Deliberate Intent Rod Smolla (TV)
Just One Night Isaac Alder
2001 WW3 Larry (TV)
2001–2002 A Nero Wolfe Mystery Archie Goodwin (TV series)
2002 Sunshine State Jack Meadows
2004 Secret Window Ted Milner
5ive Days to Midnight J.T. Neumeyer (TV miniseries)
Kinsey Paul Gebhard
2005 Turning Green Bill the Breaker
2006 Last Holiday Matthew Kragen
Stephanie Daley Paul
Avenger Frank McBride (TV)
The Kovak Box David Norton
Heavens Fall Samuel Leibowitz
Falling Objects Oscar Peters
Off the Black Mr. Tibbel
The Good Shepherd Thomas Wilson
2006–2007 Kidnapped Conrad Cain (TV series)
2007 The Last Mimzy David Wilder
When a Man Falls in the Forest Gary
2008 The Alphabet Killer Richard Ledge
Reflections Tom
Lymelife Charlie Bragg
2008–2012 Leverage Nathan Ford (TV series)
2009 Broken Hill George McAlpine
The Killing Room Crawford Haines
Brief Interviews with Hideous Men Subject No.30
Multiple Sarcasms Gabriel
Serious Moonlight Ian
2010 The Ghost Writer Sidney Kroll

Director[edit]

Year Title Notes
1986 Amazing Stories (TV series) "Grandpa's Ghost"
1998 Digging to China Children's Jury Award, Chicago International Children's Film Festival
2001–2002 A Nero Wolfe Mystery (TV series) "The Doorbell Rang"
"Champagne for One"
"Over My Dead Body"
"Death of a Doxy"

References[edit]

  1. ^ a b "It's Over!" US Weekly (July 20, 2009).
  2. ^ "TNT’s “Leverage” coming to an end". TNT Newsroom. 2012-12-21. Retrieved 2013-04-23. 
  3. ^ a b Cook, Bruce, "Doing What Comes Naturally." American Film, March 1981, pp. 62–65 and 74.
  4. ^ Cahalan, Susannah (August 1, 2010). "Angelina: The girl with the bangin' tattoo". New York Post.

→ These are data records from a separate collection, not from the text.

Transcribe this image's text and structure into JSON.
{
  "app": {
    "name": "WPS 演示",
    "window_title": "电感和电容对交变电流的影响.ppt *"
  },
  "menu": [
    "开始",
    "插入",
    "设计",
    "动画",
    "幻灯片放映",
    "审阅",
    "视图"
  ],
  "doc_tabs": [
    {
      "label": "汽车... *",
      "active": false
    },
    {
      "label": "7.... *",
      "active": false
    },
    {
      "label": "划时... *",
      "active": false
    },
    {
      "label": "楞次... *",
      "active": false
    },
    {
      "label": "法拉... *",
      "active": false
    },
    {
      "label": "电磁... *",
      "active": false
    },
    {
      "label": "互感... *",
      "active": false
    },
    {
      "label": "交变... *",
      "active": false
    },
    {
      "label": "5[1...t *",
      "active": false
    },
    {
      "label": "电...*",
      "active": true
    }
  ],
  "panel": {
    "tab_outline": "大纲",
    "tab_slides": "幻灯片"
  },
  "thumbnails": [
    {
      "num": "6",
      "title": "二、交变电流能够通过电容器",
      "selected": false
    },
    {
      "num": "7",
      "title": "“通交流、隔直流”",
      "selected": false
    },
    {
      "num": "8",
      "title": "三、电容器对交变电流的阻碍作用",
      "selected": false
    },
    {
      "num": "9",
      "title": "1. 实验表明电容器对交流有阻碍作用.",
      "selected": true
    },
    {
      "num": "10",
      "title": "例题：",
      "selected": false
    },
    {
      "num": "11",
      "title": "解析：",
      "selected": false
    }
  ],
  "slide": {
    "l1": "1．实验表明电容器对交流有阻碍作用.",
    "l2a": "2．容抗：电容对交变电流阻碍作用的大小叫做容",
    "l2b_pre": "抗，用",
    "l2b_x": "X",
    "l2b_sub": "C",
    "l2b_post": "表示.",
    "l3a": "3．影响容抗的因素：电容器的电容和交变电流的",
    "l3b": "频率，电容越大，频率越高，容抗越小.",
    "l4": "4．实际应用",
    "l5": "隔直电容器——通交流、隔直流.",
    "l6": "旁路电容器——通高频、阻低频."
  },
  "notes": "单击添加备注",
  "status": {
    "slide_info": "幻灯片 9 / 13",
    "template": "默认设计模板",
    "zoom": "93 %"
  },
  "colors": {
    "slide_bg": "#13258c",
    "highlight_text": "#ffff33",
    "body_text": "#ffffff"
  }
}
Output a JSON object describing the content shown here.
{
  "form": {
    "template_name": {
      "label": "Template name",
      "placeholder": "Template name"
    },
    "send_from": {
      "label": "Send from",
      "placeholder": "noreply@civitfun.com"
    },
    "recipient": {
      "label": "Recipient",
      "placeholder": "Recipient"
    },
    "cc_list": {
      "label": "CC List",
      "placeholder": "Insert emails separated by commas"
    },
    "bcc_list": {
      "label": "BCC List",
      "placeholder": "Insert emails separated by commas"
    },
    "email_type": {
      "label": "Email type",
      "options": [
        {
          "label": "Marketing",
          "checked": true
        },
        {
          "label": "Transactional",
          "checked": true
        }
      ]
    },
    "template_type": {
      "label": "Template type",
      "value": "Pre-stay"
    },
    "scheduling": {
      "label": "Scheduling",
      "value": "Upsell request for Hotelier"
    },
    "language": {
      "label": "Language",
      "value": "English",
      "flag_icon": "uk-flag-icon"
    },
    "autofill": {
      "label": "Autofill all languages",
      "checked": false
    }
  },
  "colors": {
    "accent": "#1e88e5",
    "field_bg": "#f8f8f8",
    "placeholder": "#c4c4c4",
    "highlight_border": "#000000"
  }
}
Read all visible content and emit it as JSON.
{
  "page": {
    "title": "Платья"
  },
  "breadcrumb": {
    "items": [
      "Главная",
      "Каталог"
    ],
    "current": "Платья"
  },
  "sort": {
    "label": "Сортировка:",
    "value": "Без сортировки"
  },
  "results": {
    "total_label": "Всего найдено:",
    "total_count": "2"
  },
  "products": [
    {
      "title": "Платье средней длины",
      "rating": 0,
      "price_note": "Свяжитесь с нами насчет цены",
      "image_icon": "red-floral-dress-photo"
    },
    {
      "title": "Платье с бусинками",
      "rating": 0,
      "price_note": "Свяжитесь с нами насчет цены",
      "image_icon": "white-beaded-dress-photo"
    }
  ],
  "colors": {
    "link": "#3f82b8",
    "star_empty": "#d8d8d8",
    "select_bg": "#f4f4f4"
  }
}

Retrieved August 28, 2010. 
  5. ^ Hampson, Sarah. Timothy Hutton interview, The Toronto Globe and Mail (December 28, 2002).
  6. ^ Lotven, Amy (March 17, 2005). "Masons Seek New Members As Elder Brothers Pass On". Queens Chronicle Newspaper. Retrieved July 31, 2012. 

External links[edit]